Ketan Joshi in Renew Economy was fierce about News Corp’s behaviour.
“This isn’t climate change denial: it’s ‘mitigation denial’. That is, a move away from denying the problem exists and towards decrying its solutions as utterly unacceptable. An important part of this performance is pretending to have a moment of having seen the light, but then continuing to commit the same acts of delay as before.”
He quoted writer Sam Knights in an article saying:
“Make no mistake: these newspapers are not your friends. They are not your allies. Their politics are not in any way ecological. They are deeply racist, reactionary, right-wing publications. Their sudden interest in climate change is not to be celebrated – it is a terrifying indication of things to come.”

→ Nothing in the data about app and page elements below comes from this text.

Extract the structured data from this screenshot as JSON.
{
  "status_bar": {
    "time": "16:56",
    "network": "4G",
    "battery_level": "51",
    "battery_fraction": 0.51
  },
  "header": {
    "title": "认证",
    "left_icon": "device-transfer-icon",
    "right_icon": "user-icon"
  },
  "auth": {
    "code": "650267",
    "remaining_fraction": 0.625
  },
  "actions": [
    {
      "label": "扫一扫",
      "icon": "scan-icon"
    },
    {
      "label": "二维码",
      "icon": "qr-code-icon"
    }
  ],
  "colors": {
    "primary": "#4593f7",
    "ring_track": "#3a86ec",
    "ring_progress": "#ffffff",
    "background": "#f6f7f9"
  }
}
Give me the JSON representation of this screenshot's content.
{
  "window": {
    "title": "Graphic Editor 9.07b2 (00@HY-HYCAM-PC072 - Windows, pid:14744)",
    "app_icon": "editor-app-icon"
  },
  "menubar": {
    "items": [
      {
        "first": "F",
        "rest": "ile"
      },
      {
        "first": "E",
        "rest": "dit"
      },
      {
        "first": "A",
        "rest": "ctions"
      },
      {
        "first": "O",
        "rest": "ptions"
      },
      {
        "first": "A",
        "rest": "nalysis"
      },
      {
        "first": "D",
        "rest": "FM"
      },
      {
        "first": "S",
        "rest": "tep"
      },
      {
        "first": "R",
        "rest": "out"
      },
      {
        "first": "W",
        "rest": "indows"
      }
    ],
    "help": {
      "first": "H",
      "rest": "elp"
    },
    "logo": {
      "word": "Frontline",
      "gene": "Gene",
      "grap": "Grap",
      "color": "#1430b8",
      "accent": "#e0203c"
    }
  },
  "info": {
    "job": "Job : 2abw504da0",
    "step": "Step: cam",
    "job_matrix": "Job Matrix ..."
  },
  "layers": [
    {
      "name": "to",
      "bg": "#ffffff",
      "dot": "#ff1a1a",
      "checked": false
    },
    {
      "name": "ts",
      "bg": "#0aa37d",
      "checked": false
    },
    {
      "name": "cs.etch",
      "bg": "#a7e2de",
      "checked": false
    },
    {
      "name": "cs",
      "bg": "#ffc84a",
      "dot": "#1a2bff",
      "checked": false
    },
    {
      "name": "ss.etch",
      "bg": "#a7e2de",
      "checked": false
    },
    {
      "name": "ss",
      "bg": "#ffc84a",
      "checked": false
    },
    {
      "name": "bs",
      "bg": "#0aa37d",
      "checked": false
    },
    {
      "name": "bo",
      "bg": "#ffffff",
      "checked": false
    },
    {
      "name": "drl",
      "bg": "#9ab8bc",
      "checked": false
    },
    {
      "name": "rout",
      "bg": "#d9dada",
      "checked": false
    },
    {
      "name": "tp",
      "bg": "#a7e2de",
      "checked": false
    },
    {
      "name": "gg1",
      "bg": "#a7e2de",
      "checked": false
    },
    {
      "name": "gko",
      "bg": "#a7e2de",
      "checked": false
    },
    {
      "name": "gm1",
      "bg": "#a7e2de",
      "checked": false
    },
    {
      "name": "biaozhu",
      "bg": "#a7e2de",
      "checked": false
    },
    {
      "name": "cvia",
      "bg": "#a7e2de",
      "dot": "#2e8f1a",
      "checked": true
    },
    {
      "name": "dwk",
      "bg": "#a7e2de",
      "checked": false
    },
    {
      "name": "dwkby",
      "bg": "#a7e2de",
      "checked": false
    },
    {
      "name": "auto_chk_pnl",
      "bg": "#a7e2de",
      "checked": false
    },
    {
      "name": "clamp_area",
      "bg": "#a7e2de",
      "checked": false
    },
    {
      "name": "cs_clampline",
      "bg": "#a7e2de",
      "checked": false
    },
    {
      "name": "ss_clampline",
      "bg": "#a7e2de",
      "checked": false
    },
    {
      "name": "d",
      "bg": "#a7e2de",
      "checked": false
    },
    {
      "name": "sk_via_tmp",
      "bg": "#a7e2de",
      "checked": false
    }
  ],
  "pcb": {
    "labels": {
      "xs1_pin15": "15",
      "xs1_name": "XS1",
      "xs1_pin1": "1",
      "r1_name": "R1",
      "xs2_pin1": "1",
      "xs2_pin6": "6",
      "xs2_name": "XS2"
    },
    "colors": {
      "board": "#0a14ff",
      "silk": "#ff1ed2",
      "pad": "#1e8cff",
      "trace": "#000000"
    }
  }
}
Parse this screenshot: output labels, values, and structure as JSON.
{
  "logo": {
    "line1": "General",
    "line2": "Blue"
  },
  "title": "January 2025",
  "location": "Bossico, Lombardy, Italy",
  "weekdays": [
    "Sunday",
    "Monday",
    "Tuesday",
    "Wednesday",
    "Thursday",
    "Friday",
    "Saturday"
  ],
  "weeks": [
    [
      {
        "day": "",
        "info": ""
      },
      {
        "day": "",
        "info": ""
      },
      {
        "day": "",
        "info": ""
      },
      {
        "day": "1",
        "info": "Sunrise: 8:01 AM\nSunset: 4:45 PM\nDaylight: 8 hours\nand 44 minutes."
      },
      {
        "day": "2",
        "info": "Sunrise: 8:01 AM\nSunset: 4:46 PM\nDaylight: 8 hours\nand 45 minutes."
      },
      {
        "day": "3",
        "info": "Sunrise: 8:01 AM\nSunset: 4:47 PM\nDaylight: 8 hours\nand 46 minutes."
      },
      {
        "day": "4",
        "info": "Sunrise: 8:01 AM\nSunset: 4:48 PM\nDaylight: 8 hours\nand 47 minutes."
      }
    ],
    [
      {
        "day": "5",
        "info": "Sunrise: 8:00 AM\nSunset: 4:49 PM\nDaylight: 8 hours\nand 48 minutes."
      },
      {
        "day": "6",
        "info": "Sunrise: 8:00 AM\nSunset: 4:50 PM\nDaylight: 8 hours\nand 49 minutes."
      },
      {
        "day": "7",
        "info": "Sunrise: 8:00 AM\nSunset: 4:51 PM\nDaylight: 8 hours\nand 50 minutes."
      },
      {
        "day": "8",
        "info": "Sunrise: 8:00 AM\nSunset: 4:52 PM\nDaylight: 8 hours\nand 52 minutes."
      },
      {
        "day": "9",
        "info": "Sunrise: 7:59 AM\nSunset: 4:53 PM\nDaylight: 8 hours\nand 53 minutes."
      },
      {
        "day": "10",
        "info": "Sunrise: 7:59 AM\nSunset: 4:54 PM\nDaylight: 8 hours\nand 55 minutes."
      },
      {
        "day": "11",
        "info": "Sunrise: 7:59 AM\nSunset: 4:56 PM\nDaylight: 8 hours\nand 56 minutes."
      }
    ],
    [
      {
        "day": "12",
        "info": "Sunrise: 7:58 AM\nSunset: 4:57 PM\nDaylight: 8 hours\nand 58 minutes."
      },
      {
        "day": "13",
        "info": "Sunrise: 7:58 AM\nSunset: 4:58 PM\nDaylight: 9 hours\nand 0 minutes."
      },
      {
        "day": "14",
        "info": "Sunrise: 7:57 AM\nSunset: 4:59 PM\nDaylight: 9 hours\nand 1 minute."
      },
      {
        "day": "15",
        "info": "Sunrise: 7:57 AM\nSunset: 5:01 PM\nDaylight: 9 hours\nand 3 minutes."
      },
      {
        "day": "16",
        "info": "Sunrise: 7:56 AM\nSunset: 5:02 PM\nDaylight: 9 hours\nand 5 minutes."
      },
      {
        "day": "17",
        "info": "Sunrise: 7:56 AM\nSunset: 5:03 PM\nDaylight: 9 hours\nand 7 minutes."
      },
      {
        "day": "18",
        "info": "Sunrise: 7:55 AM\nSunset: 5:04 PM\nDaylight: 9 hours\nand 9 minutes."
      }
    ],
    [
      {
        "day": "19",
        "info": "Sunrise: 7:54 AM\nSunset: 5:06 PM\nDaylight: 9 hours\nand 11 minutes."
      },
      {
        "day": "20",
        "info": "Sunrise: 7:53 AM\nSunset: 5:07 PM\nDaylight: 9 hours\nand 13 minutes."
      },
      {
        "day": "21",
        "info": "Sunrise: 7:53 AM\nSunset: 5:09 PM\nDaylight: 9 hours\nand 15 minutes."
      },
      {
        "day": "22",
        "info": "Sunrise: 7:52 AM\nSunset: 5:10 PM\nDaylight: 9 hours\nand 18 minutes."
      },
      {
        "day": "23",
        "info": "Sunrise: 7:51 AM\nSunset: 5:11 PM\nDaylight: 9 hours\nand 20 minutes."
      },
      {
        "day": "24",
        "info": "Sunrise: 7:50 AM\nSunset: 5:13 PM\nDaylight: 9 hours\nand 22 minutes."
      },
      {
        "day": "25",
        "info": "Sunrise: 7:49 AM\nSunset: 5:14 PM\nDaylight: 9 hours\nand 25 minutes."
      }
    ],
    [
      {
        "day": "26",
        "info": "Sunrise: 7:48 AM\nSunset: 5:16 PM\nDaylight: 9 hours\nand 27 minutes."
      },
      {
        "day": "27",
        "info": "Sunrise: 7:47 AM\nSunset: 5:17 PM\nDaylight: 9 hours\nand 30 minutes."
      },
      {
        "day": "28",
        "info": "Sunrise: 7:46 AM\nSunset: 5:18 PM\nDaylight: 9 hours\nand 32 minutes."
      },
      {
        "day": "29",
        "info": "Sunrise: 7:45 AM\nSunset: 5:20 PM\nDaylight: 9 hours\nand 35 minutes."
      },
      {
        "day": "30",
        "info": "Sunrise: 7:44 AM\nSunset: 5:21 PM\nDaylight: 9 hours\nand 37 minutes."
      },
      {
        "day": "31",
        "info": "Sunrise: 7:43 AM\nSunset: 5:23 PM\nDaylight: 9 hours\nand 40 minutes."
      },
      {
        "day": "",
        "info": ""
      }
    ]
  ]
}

It reminds us of what we heard was the Putin strategy. Hire a master of theatre, pay groups to be for the regime, and then fund others to be against, then tell everyone what you did and write a detailed textbook on public manipulation.
Nice little toxic export, from Russia, with love. Which seemed to have inspired a few other toxic exports, such as Trump’s fake news disinformation. We note our own PM Scott Morrison might be vying for his own legacy in obfuscation (though of course in a fun kinda scraggy dad sort of way) by intimating he really really would like to name a net zero target by 2050 while selling us down the hellhole to keep the coal fires burning that little bit longer. Because 2050 is way too late now.
In fact the announcement from News Corp was followed with some careful play and interplay of clarification and amplification that seemed to be right in line with the master of theatre tactics: agree but don’t. Sky News boss Paul Whittaker told a Senate hearing that, News Corp would run a documentary in the lead up to COP26 climate talks in Glasgow.
So, a documentary? Only. And why only two weeks? Can you do a campaign for the climate for two weeks then go back to promoting zero action?
So, another con?
But no, there was something different in this announcement. The cynicism might be well placed but we need to remember that the Murdoch empire is primarily focused on wealth and power.
It will play its readers to achieve its fun and games but what’s the point if it can’t attract the advertisers to keep it top of the pile? If companies like Coles threaten to jump ship and other international giants keep attacking its credibility as they have, soon the only readers left will be Murdoch’s anti-vaxxer brigade.
It can’t be much fun ruling the roost if you wake up one day and find the masses you’ve so cleverly cultivated over decades are no more than a bunch of rabble rousers who want to destroy the joint (like they did to Judge Wackner’s Court in The Good Fight).
Journalist and author Margaret Simons says News Corp’s announcement is evidence of wilting power. The Murdoch press can’t always sway an election. she says.
And in the face of the urgent Code Red report from the Intergovernmental Panel on Climate Change you’d imagine it’s becoming laughable to deny the planet is already seizing up.
“News Corporation has been heading into an intellectual, financial and even existential dead end,” Simons says.
“Advertisers flinched. The chances of renewing the ageing readership were disappearing. As successive surveys show, the outlets were losing audience trust.”
News Corp will go underground to keep shifting its debate, she reasons.
GetUP! thinks so and says this darkest of empires will embark on “dangerous” online influence, “where it spreads across complex social media networks, and is amplified and exaggerated by people with the most radical anti-climate viewpoints”.
The activist group is now working with “some of the world’s leading experts in online disinformation on an ambitious plan to stymie the spread of the Murdoch Press’ dangerous new editorial stance.” And it’s looking for financial help to do so.
From Margaret Simons’ point of view News Corp could already be losing its grip.
From our point of view, when the money talks, it’s done and dusted.